I still don't have a great grasp of the language, so I'm not the most qualified to answer this, but this site
helped me get a basic grasp about the grammar and sentence structure. You'll also need to spend some time learning the alphabets. It's a bit complicated, but I'll give a quick rundown.
There's two phonetic alphabets, hiragana and katakana. Each has about 50 unique characters, each representing a specific sound. You're going to want to learn these alphabets first before you do much else, because you won't be able to get far without them.
After hiragana and katakana, there's a symbolic (that's not a technical term) alphabet called kanji, which consists of thousands of characters that each represent a different idea or object. You don't need to beat yourself up about learning these right away, but don't neglect them either, they're essential to reading and writing.
For learning the hiragana and katakana I just looked at some charts and memorized them after a couple weeks; there's not too many so it shouldn't be difficult to just drill a couple a day.
For the kanji, I originally used James W. Heisig's Remembering the Kanji
. It gives meanings to different "primitive" characters that are used to build up the more complicated characters, then uses those primitives to create a mnemonic you can associate with each character. It works great, but the copy I was using I had rented from the library, and I had to return it when I moved (ironically, I started taking my study much more seriously after I left Japan). I looked around to see if I could buy one, but everyplace I looked was either out of stock or wanted to charge $70+. Now I'm going through Kenneth G. Henshall's A Guide to Remembering Japanese Characters
, which I found for about $20. It uses a similar method, but the mnemonics it uses are a bit more "refined" scientifically. It goes over the history and evolution of each character, then uses this along with primitives to create the mnemonic. I find that both books work good, but Henshall's might be a bit more difficult in the beginning because some of the mnemonic's he provides aren't very usable, so you have to fill in the gaps yourself and make your own with the information he gives you. Also, while both books teach the meanings of each character, neither is very good at teaching the pronunciations (Henshall's book tells you what the sounds are but doesn't offer any learning aid, and Heisig's doesn't even mention the sounds, although they are covered in a second volume).

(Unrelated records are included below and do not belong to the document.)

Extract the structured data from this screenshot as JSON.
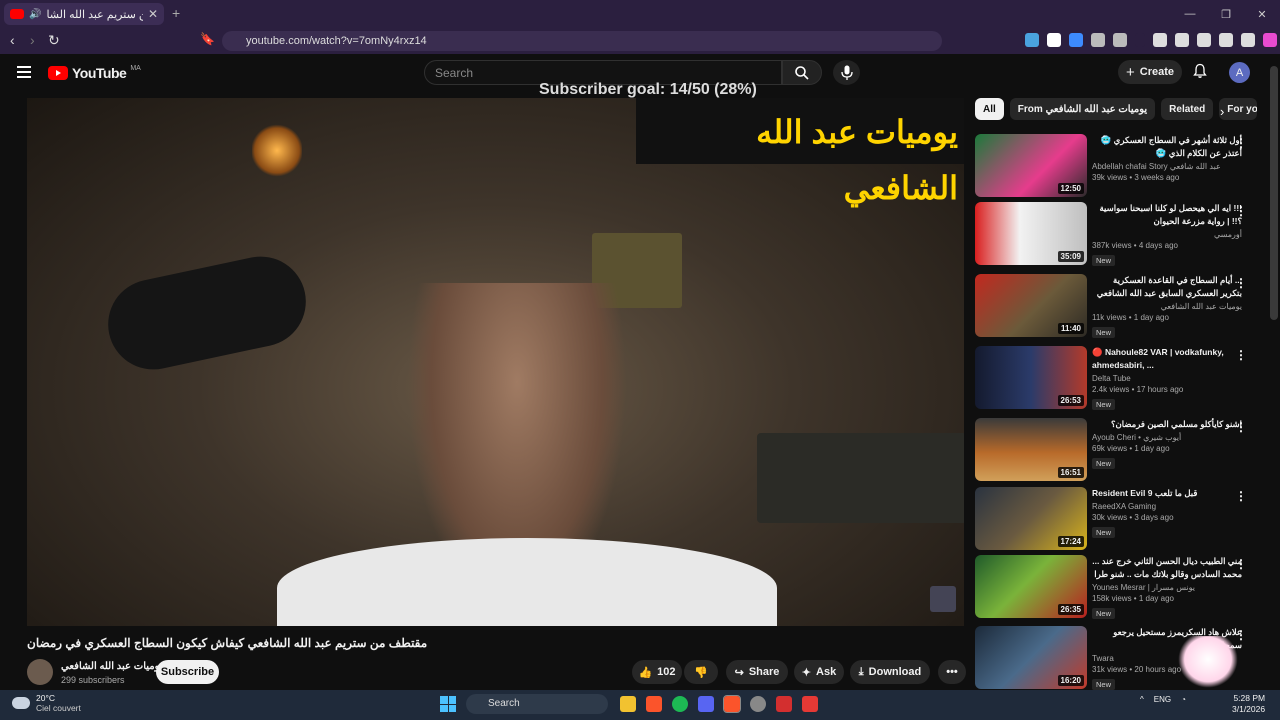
{
  "browser": {
    "tab_title": "مقتطف من ستريم عبد الله الشا",
    "url": "youtube.com/watch?v=7omNy4rxz14",
    "new_tab": "+",
    "close": "✕"
  },
  "header": {
    "logo_text": "YouTube",
    "country_code": "MA",
    "search_placeholder": "Search",
    "create_label": "Create",
    "avatar_letter": "A",
    "subscriber_goal": "Subscriber goal: 14/50 (28%)"
  },
  "video": {
    "banner_text": "يوميات عبد الله الشافعي",
    "title": "مقتطف من ستريم عبد الله الشافعي كيفاش كيكون السطاج العسكري في رمضان",
    "channel_name": "يوميات عبد الله الشافعي",
    "subscribers": "299 subscribers",
    "subscribe_label": "Subscribe",
    "likes": "102",
    "share_label": "Share",
    "ask_label": "Ask",
    "download_label": "Download"
  },
  "chips": [
    "All",
    "From يوميات عبد الله الشافعي",
    "Related",
    "For yo"
  ],
  "recommendations": [
    {
      "title": "أول ثلاثة أشهر في السطاج العسكري 🥶 أعتذر عن الكلام الذي 🥶",
      "channel": "Abdellah chafai Story عبد الله شافعي",
      "meta": "39k views • 3 weeks ago",
      "duration": "12:50",
      "badge": ""
    },
    {
      "title": "!!! ايه الي هيحصل لو كلنا اسبحنا سواسية ؟!! | رواية مزرعة الحيوان",
      "channel": "أورمسي",
      "meta": "387k views • 4 days ago",
      "duration": "35:09",
      "badge": "New"
    },
    {
      "title": "... أيام السطاج في القاعدة العسكرية بتكرير العسكري السابق عبد الله الشافعي يحكي",
      "channel": "يوميات عبد الله الشافعي",
      "meta": "11k views • 1 day ago",
      "duration": "11:40",
      "badge": "New"
    },
    {
      "title": "🔴 Nahoule82 VAR | vodkafunky, ahmedsabiri, ...",
      "channel": "Delta Tube",
      "meta": "2.4k views • 17 hours ago",
      "duration": "26:53",
      "badge": "New"
    },
    {
      "title": "اشنو كايأكلو مسلمي الصين فرمضان؟",
      "channel": "Ayoub Cheri • أيوب شيري",
      "meta": "69k views • 1 day ago",
      "duration": "16:51",
      "badge": "New"
    },
    {
      "title": "Resident Evil 9 قبل ما تلعب",
      "channel": "RaeedXA Gaming",
      "meta": "30k views • 3 days ago",
      "duration": "17:24",
      "badge": "New"
    },
    {
      "title": "مني الطبيب ديال الحسن الثاني خرج عند ... محمد السادس وقالو بلاتك مات .. شنو طرا في",
      "channel": "Younes Mesrar | يونس مسرار",
      "meta": "158k views • 1 day ago",
      "duration": "26:35",
      "badge": "New"
    },
    {
      "title": "علاش هاد السكريمرز مستحيل يرجعو سمجاب؟",
      "channel": "Twara",
      "meta": "31k views • 20 hours ago",
      "duration": "16:20",
      "badge": "New"
    }
  ],
  "taskbar": {
    "temperature": "20°C",
    "weather_text": "Ciel couvert",
    "search_label": "Search",
    "lang": "ENG",
    "time": "5:28 PM",
    "date": "3/1/2026"
  }
}
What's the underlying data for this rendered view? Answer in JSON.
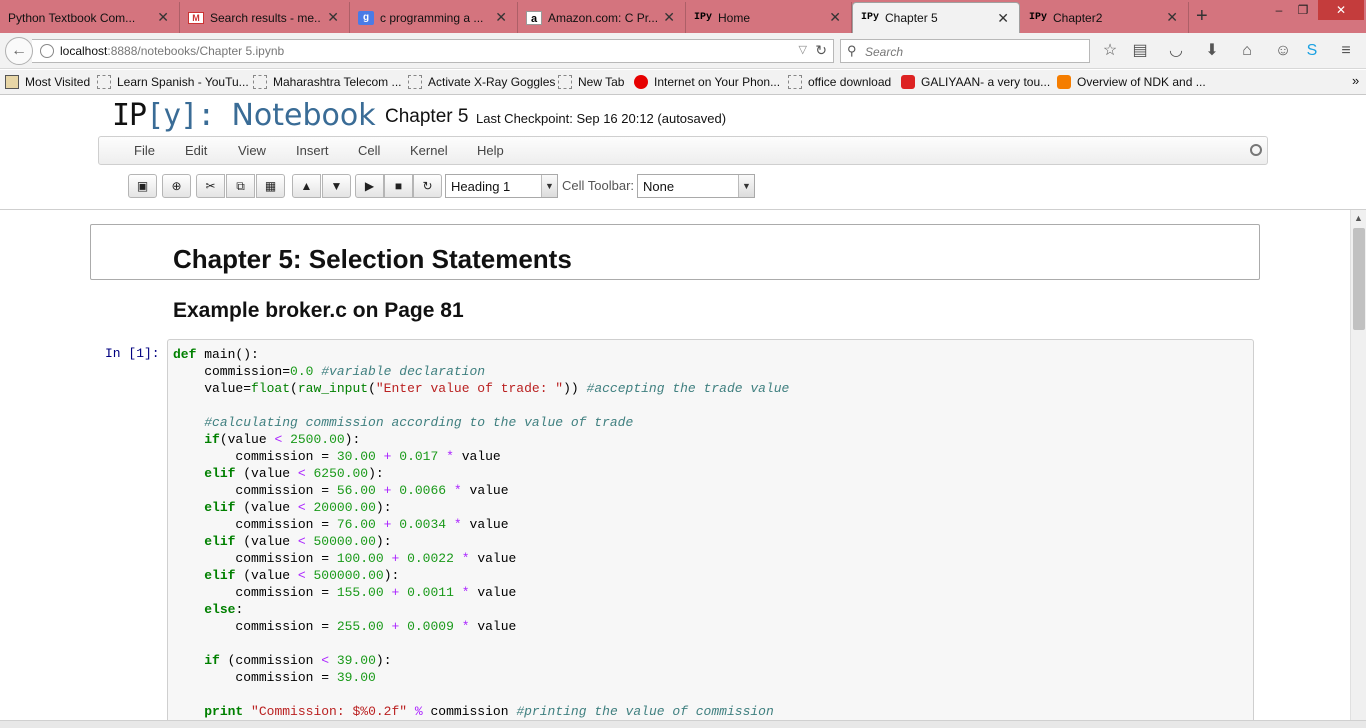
{
  "browser": {
    "tabs": [
      {
        "label": "Python Textbook Com...",
        "favicon": "none"
      },
      {
        "label": "Search results - me...",
        "favicon": "gmail-icon"
      },
      {
        "label": "c programming a ...",
        "favicon": "google-icon"
      },
      {
        "label": "Amazon.com: C Pr...",
        "favicon": "amazon-icon"
      },
      {
        "label": "Home",
        "favicon": "ipy-icon"
      },
      {
        "label": "Chapter 5",
        "favicon": "ipy-icon",
        "active": true
      },
      {
        "label": "Chapter2",
        "favicon": "ipy-icon"
      }
    ],
    "url_host": "localhost",
    "url_rest": ":8888/notebooks/Chapter 5.ipynb",
    "search_placeholder": "Search",
    "bookmarks": [
      "Most Visited",
      "Learn Spanish - YouTu...",
      "Maharashtra Telecom ...",
      "Activate X-Ray Goggles",
      "New Tab",
      "Internet on Your Phon...",
      "office download",
      "GALIYAAN- a very tou...",
      "Overview of NDK and ..."
    ]
  },
  "notebook": {
    "logo_ip": "IP",
    "logo_y": "[y]:",
    "logo_text": "Notebook",
    "name": "Chapter 5",
    "checkpoint": "Last Checkpoint: Sep 16 20:12 (autosaved)",
    "menu": [
      "File",
      "Edit",
      "View",
      "Insert",
      "Cell",
      "Kernel",
      "Help"
    ],
    "cell_type_value": "Heading 1",
    "cell_toolbar_label": "Cell Toolbar:",
    "cell_toolbar_value": "None",
    "heading1": "Chapter 5: Selection Statements",
    "heading2": "Example broker.c on Page 81",
    "prompt": "In [1]:"
  },
  "colors": {
    "tabbar": "#d4747e",
    "logo": "#3a6c96",
    "prompt": "#000080"
  }
}
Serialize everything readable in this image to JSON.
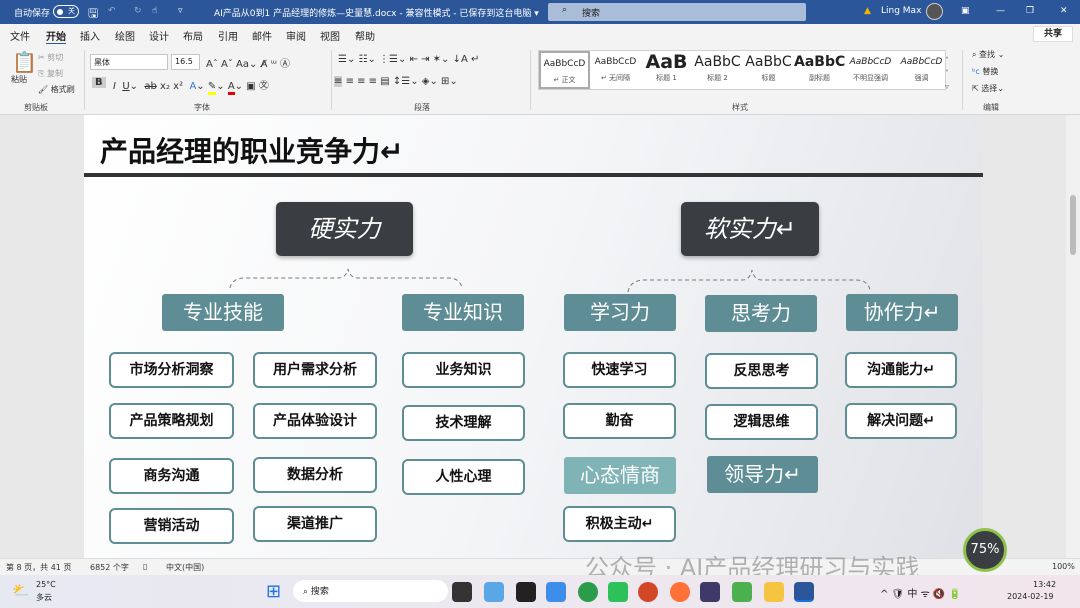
{
  "titlebar": {
    "autosave": "自动保存",
    "autosave_state": "关",
    "doc_title": "AI产品从0到1 产品经理的修炼—史量慧.docx  -  兼容性模式  -  已保存到这台电脑  ▾",
    "search": "搜索",
    "user": "Ling Max"
  },
  "menu": [
    "文件",
    "开始",
    "插入",
    "绘图",
    "设计",
    "布局",
    "引用",
    "邮件",
    "审阅",
    "视图",
    "帮助"
  ],
  "share": "共享",
  "ribbon": {
    "clipboard": {
      "paste": "粘贴",
      "cut": "剪切",
      "copy": "复制",
      "format_painter": "格式刷",
      "label": "剪贴板"
    },
    "font": {
      "name": "黑体",
      "size": "16.5",
      "label": "字体"
    },
    "paragraph": {
      "label": "段落"
    },
    "styles": {
      "items": [
        {
          "sample": "AaBbCcD",
          "name": "↵ 正文"
        },
        {
          "sample": "AaBbCcD",
          "name": "↵ 无间隔"
        },
        {
          "sample": "AaB",
          "name": "标题 1"
        },
        {
          "sample": "AaBbC",
          "name": "标题 2"
        },
        {
          "sample": "AaBbC",
          "name": "标题"
        },
        {
          "sample": "AaBbC",
          "name": "副标题"
        },
        {
          "sample": "AaBbCcD",
          "name": "不明显强调"
        },
        {
          "sample": "AaBbCcD",
          "name": "强调"
        }
      ],
      "label": "样式"
    },
    "editing": {
      "find": "查找",
      "replace": "替换",
      "select": "选择",
      "label": "编辑"
    }
  },
  "document": {
    "title": "产品经理的职业竞争力↵",
    "hard": "硬实力",
    "soft": "软实力↵",
    "categories": [
      "专业技能",
      "专业知识",
      "学习力",
      "思考力",
      "协作力↵",
      "心态情商",
      "领导力↵"
    ],
    "skills": {
      "col1": [
        "市场分析洞察",
        "产品策略规划",
        "商务沟通",
        "营销活动"
      ],
      "col2": [
        "用户需求分析",
        "产品体验设计",
        "数据分析",
        "渠道推广"
      ],
      "col3": [
        "业务知识",
        "技术理解",
        "人性心理"
      ],
      "col4": [
        "快速学习",
        "勤奋",
        "积极主动↵"
      ],
      "col5": [
        "反思思考",
        "逻辑思维"
      ],
      "col6": [
        "沟通能力↵",
        "解决问题↵"
      ]
    }
  },
  "watermark": "公众号 · AI产品经理研习与实践",
  "speed_widget": "75%",
  "status": {
    "page": "第 8 页，共 41 页",
    "words": "6852 个字",
    "lang": "中文(中国)",
    "zoom": "100%"
  },
  "taskbar": {
    "weather_temp": "25°C",
    "weather_desc": "多云",
    "search": "搜索",
    "time": "13:42",
    "date": "2024-02-19"
  }
}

If possible, see if you can take a class as well. Even if you find that you study better on your own, it helps to immerse yourself, and in a class you'll be better able to do that, hearing what the language is supposed to sound like. Plus, if you get stuck you'll be able to ask for help from other students or the teacher. And don't just look at textbooks, use anything you can find. Web posts, children's books, random tattoos, imported movies, any practice helps. I had an advantage in this regard since any walk outside provided a chance for me to use my skills, plus trying to copy people I heard talking on the streets and in stores really helped my accent. But even outside of Japan, just a google search should give you plenty to practice with.
So yeah, there you go. Sorry that was long and ranty, but I hope you found some useful information. Oh, and one more thing, it doesn't hurt to listen to them, but don't try to learn Japanese from anime. There's a lot of weird over-the-top speech patterns that would get you laughed at if you tried to speak that way in real life.
EDIT: Grrr, TakaJun posted while I was writing this long post of mine. I need to paraphrase more.